Nurses Week’s grand finale is the celebration of Florence Nightingale’s birthday. Images and statues depict Florence as she was—a compassionate and ambitious caregiver and advocate for public health.
Her sense of responsibility and strong work ethic are evident. What might not come though clearly at first glance is her grit and sheer will to not conform to societal expectations and subpar industry standards.
We know today’s nursing community can relate to being seen as a 24/7/365 caregiving machine with a rebel lying just under the surface.
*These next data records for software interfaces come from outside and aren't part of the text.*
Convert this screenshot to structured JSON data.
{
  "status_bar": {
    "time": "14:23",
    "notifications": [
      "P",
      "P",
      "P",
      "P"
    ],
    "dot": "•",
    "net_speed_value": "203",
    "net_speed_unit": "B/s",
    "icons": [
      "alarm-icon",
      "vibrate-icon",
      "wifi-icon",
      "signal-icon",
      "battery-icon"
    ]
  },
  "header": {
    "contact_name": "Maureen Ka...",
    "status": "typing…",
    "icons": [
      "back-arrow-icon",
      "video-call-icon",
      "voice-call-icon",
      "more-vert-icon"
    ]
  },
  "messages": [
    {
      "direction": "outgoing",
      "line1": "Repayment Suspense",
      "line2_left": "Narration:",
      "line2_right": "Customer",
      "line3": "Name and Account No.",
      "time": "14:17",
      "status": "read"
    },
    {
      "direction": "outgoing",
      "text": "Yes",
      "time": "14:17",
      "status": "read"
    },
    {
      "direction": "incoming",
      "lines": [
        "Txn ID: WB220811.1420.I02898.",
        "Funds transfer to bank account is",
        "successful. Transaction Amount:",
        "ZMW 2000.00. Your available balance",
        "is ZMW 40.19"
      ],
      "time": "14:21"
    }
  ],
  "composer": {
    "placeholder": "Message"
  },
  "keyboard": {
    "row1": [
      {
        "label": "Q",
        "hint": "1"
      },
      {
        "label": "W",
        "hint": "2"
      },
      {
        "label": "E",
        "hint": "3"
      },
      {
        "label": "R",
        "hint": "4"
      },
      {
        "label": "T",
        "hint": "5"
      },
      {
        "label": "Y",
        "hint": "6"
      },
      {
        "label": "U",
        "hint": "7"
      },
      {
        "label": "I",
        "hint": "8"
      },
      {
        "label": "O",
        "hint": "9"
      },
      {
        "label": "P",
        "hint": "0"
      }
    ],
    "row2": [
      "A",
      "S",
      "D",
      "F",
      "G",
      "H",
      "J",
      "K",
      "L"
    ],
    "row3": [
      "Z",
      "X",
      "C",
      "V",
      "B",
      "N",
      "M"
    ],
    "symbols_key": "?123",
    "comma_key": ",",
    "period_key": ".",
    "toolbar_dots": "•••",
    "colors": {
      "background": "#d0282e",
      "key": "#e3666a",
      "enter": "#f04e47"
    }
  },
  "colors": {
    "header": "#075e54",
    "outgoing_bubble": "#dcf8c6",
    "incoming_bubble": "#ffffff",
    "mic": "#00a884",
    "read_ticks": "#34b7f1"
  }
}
One that doesn’t settle for ordinary or simply accept situations at face value.
A recent Facebook photo caption contest let LRS’ fans and followers put their relatable spin on Florence images—a fun way to peek back while looking inward as a person in the same profession.
Today, we’re calling Nurses Week 2018 a wrap with a quick overview of a few ways Florence Nightingale’s faith and nonconformist mindset lead by example and raised the bar on healthcare standards.
Following a Baller’s Calling
Named after the Italian town of her birth, Florence Nightingale grew up in a wealthy household primarily around England. With that came the expectation to marry a man of perceived like status.
Florence’s faith in God instilled a strong sense of purpose early in her life—that she was destined for more.
Rather than going the dutiful wife route per her parents’ wishes, she made her way to nursing school in Germany. Later, she began working at a London-based hospital and became the head of nursing after just one year.
Reppin’ Like a Boss
During her time working in London hospitals, Florence Nightingale turned a mission to drastically improve the sanitary conditions of these facilities into reality.
Her efforts considerably lowered death rates in these hospitals, cementing her reputation as a public health advocate and effective reformer.
Once word got out about the horrendous conditions wounded soldiers seeking care were subject to during the Crimean War, Secretary of War Sidney Herbert made the call for help. Florence and a corps of 38 volunteers answered.
When they arrived at Scutari, a British-based hospital, the dreadful scene was worse than described. Supplies, including clean water, were dwindling. Rodents and insects infested the facility. Ill and wounded soldiers haphazardly laid in rooms and hallways covered in their own excrement.
The conditions were said to have had a deadlier effect on the soldiers than the wounds sustained in battle. Florence and her band of relief nurses knew there was no time to waste, and immediate reform was the only solution. Their efforts ensured:
- Fresh air filled the facilities.
- Clean water was more readably accessible.
- Nutritious food was provided on a regular basis.
- Resource materials to ensure patients could stimulate their minds while recuperating.
- Bandages, bedding and garments were changed and properly laundered on a regular basis.
It’s hard to believe these acts were just the beginning of her story and positive influence on all of our lives.
To read and watch a little more about Florence Nightingale’s life and contributions to the nursing industry, head to Biography.com.
We hope your Nurses Week gave you those seven days in the sun you so deserve. Feel free to continue to add caption comments on our Facebook page or share photos of how you spent your week on any of our social channels—we’d love to hear from you.